There are conflicting accounts.

"Obviously he got sent by Prusty there, Prusty's all about those things," said Tomas Plekanec, referring to teammate Brandon Prust, 31, of London, Ont.

"It's (Emelin's) comrade for sure, Marky," Price said, referencing defenceman Andrei Markov, 36, a native of Voskresensk, Russia.

Neither Prust nor Markov remained at the scene to be interviewed. We may never know the truth.

At least the motive is clear.

"(Price) is probably not going to talk about it much . . . but we really wanted (the record) for him," said Subban.

To have surpassed Ken Dryden and Jacques Plante in the annals of hockey's most storied team is no small accomplishment (his win total is tied for sixth-best in NHL history).

Price didn't have his parents or sister on hand to share it with, but he did have a childhood friend in the stands called "Big Al." We are assured this is a real person, and no, he played no obvious role in the conspiracy.

The 27-year-old also celebrated the record with 21,287 of the loudest fans in the NHL.

It's become common practice for the first star to do a post-game hero interview with the club's broadcasters (although Price has been the first star so often that a pinch-hitter is often summoned) and when it was time for the big goalie to address the fans, the ovation was too loud for him to be heard.

He doffed his helmet and waved to the crowd, and the crescendo only built.

"A very special moment," said Price, who allowed that he takes great pride in his new record and setting it at home.

It's a nice frill to add to an exceptional year that cemented Price not just as the NHL's best goaltender, but also defined his season as perhaps the most integral to any team's success this season.

"Carey Price deserves the Hart Trophy," said head coach Michel Therrien.

Now, the Habs' coach isn't exactly an impartial observer, but it doesn't require much in terms of lily-gilding to build a case for Price

Assuming he doesn't play in the Habs' final regular-season game in Toronto on Saturday (and why would he, really?) the 2014-15 stats line looks like this: 43 wins, 1.95 goals-against average, .934 save percentage, nine shutouts.

All those numbers are tops in the NHL, his save percentage is 20 points above the league's average.

He has allowed two or fewer goals in an eye-popping 44 of 65 starts.
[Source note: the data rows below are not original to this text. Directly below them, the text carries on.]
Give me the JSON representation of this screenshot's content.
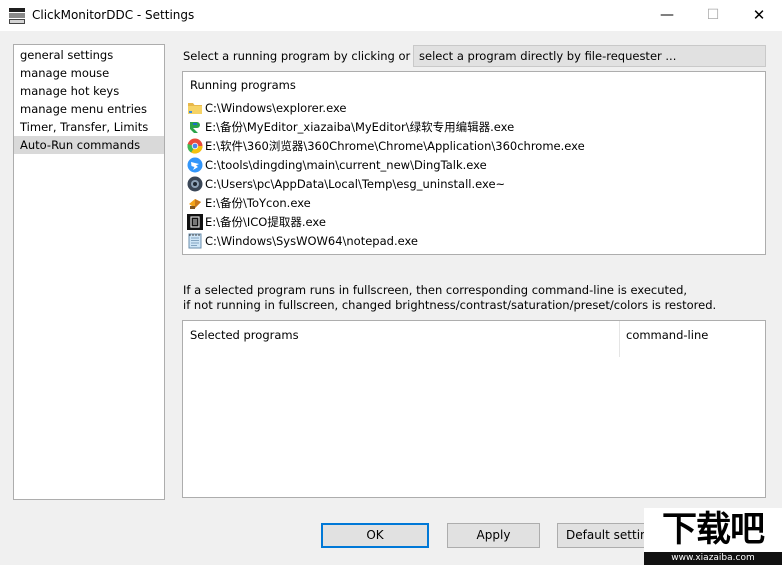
{
  "window": {
    "title": "ClickMonitorDDC - Settings",
    "minimize_glyph": "—",
    "maximize_glyph": "☐",
    "close_glyph": "✕"
  },
  "nav": {
    "items": [
      {
        "label": "general settings"
      },
      {
        "label": "manage mouse"
      },
      {
        "label": "manage hot keys"
      },
      {
        "label": "manage menu entries"
      },
      {
        "label": "Timer, Transfer, Limits"
      },
      {
        "label": "Auto-Run commands",
        "selected": true
      }
    ]
  },
  "select": {
    "label": "Select a running program by clicking or",
    "file_requester_label": "select a program directly by file-requester ..."
  },
  "running": {
    "header": "Running programs",
    "programs": [
      {
        "icon": "folder-icon",
        "path": "C:\\Windows\\explorer.exe"
      },
      {
        "icon": "myeditor-icon",
        "path": "E:\\备份\\MyEditor_xiazaiba\\MyEditor\\绿软专用编辑器.exe"
      },
      {
        "icon": "chrome-360-icon",
        "path": "E:\\软件\\360浏览器\\360Chrome\\Chrome\\Application\\360chrome.exe"
      },
      {
        "icon": "dingtalk-icon",
        "path": "C:\\tools\\dingding\\main\\current_new\\DingTalk.exe"
      },
      {
        "icon": "uninstall-icon",
        "path": "C:\\Users\\pc\\AppData\\Local\\Temp\\esg_uninstall.exe~"
      },
      {
        "icon": "toycon-icon",
        "path": "E:\\备份\\ToYcon.exe"
      },
      {
        "icon": "ico-extractor-icon",
        "path": "E:\\备份\\ICO提取器.exe"
      },
      {
        "icon": "notepad-icon",
        "path": "C:\\Windows\\SysWOW64\\notepad.exe"
      }
    ]
  },
  "info": {
    "line1": "If a selected program runs in fullscreen, then corresponding command-line is executed,",
    "line2": "if not running in fullscreen, changed brightness/contrast/saturation/preset/colors is restored."
  },
  "selected": {
    "col1": "Selected programs",
    "col2": "command-line"
  },
  "buttons": {
    "ok": "OK",
    "apply": "Apply",
    "defaults": "Default settings"
  },
  "watermark": {
    "main": "下载吧",
    "sub": "www.xiazaiba.com"
  },
  "colors": {
    "accent": "#0078d7",
    "selection": "#d9d9d9"
  }
}
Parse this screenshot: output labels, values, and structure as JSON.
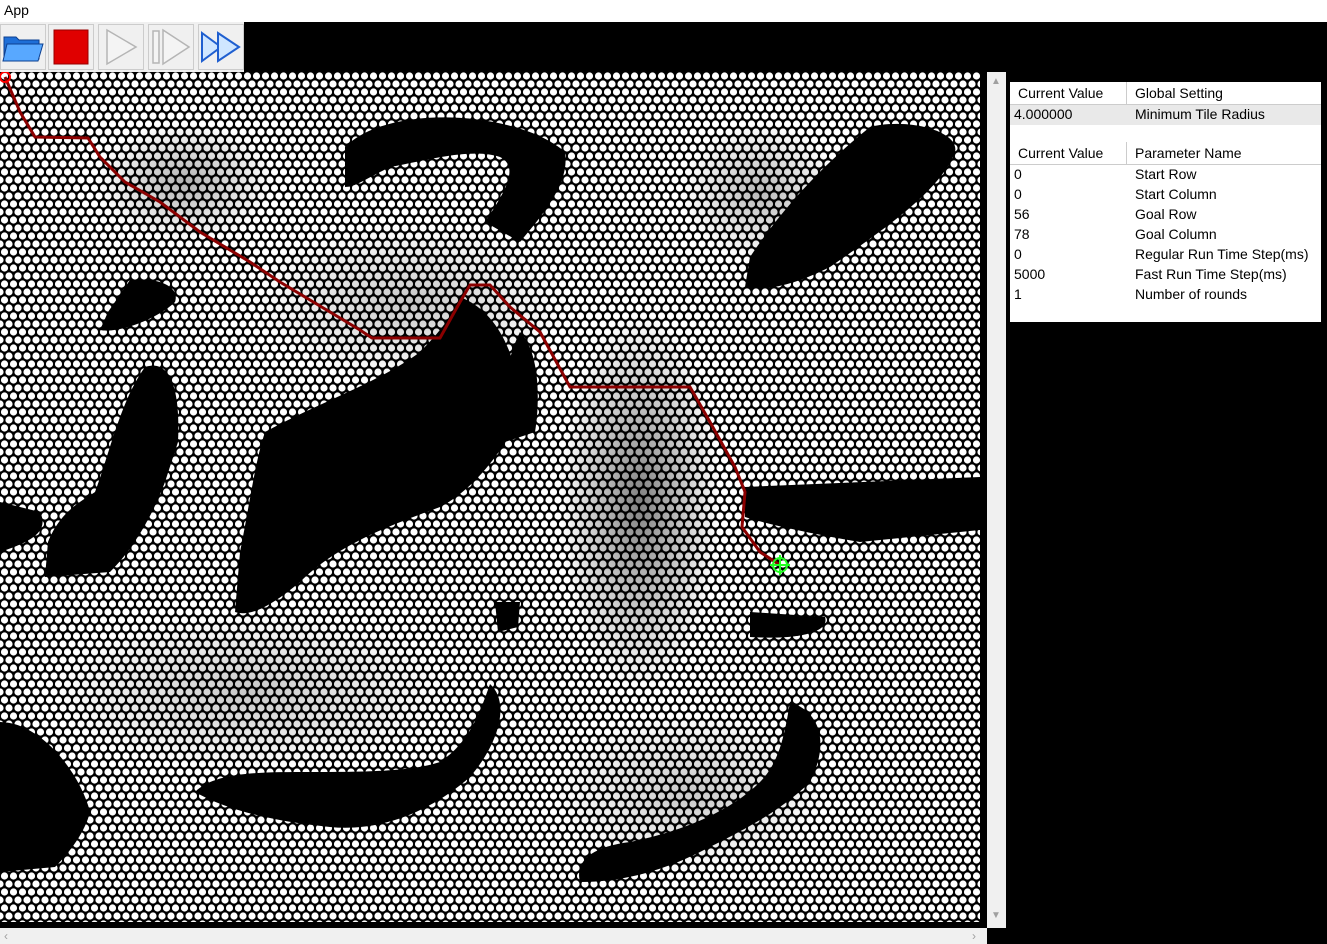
{
  "window": {
    "title": "App"
  },
  "toolbar": {
    "buttons": [
      {
        "name": "open-folder-button",
        "icon": "folder-icon"
      },
      {
        "name": "stop-button",
        "icon": "stop-icon"
      },
      {
        "name": "run-button",
        "icon": "play-icon"
      },
      {
        "name": "step-button",
        "icon": "step-icon"
      },
      {
        "name": "fast-run-button",
        "icon": "fast-forward-icon"
      }
    ]
  },
  "global_settings": {
    "headers": {
      "value": "Current Value",
      "name": "Global Setting"
    },
    "rows": [
      {
        "value": "4.000000",
        "name": "Minimum Tile Radius"
      }
    ]
  },
  "parameters": {
    "headers": {
      "value": "Current Value",
      "name": "Parameter Name"
    },
    "rows": [
      {
        "value": "0",
        "name": "Start Row"
      },
      {
        "value": "0",
        "name": "Start Column"
      },
      {
        "value": "56",
        "name": "Goal Row"
      },
      {
        "value": "78",
        "name": "Goal Column"
      },
      {
        "value": "0",
        "name": "Regular Run Time Step(ms)"
      },
      {
        "value": "5000",
        "name": "Fast Run Time Step(ms)"
      },
      {
        "value": "1",
        "name": "Number of rounds"
      }
    ]
  },
  "colors": {
    "path": "#8b0000",
    "start_marker": "#ff0000",
    "goal_marker": "#22ff22",
    "obstacle": "#000000",
    "tile": "#ffffff"
  }
}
And 33 of those games have come in the 42 starts Price has made since Dec. 6 (he's gone 29-8-5 over the stretch).

And though he gave up three goals in this one and looked mortal on a couple of occasions (he made a grisly puck-handling error behind the net that was millimetres away from being converted into a Detroit goal), the performance takes nothing away from the profound influence Price has had this year.

In Therrien's mind, no other single player has had as dramatic effect on his team.
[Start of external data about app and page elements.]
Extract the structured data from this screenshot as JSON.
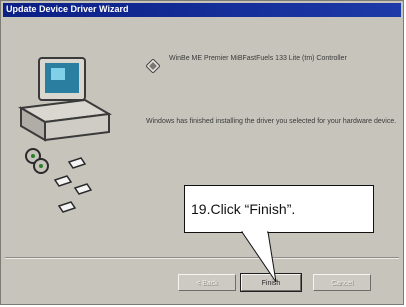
{
  "window": {
    "title": "Update Device Driver Wizard"
  },
  "wizard": {
    "device_name": "WinBe ME Premier MiBFastFuels 133 Lite (tm) Controller",
    "message": "Windows has finished installing the driver you selected for your hardware device."
  },
  "buttons": {
    "back": "< Back",
    "finish": "Finish",
    "cancel": "Cancel"
  },
  "callout": {
    "text": "19.Click “Finish”."
  },
  "colors": {
    "titlebar": "#0b1f85",
    "dialog_face": "#c7c4bc",
    "monitor_screen": "#2a7fa0"
  }
}
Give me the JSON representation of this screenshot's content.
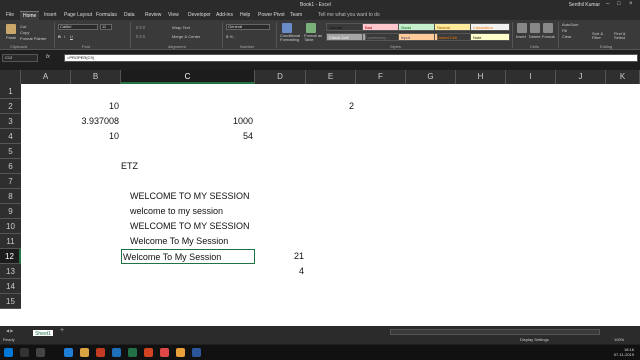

Price has been abetted by Subban (who recorded a pair of assists to reach the 60-point barrier for the first time) and by a supporting cast that managed to hang up four goals on the scoreboard for the second straight game without top scorer Max Pacioretty, who left last weekend's game with Florida early in the first period.

And while the record-setting win plainly delighted the sellout Bell Centre crowd – as is the custom, a lucky few were ushered down to ice level to receive game-worn jerseys – it won't be something Price dwells on for any length of time.

"You want to reflect on it, but you don't want to get too caught up in looking back. It's been working all season long, the goal-setting looking forward. I don't want to start resting on a good season yet," he said.

It hasn't escaped his notice that in the three years that Plante (who did it twice) and Dryden won 42 games, the Habs came away with two championships.

"They obviously went on to win Stanley Cups, which is my ultimate goal," he said.

It's a little early to start planning parade routes in Montreal, but with a goalie of Price's ilk in the fold, a blooming offence (Lars Eller, who scored the overtime winner, is in playoff form, defenceman Jeff Petry's goal gave him points in six straight games) and suddenly effective power-play (7 goals in 36 chances over the past six games), the Habs can at least feel good about themselves as the playoff threshold is crossed.

If Pacioretty can return to full health by next week, there may even be other opportunities for the unidentified co-conspirators to pounce.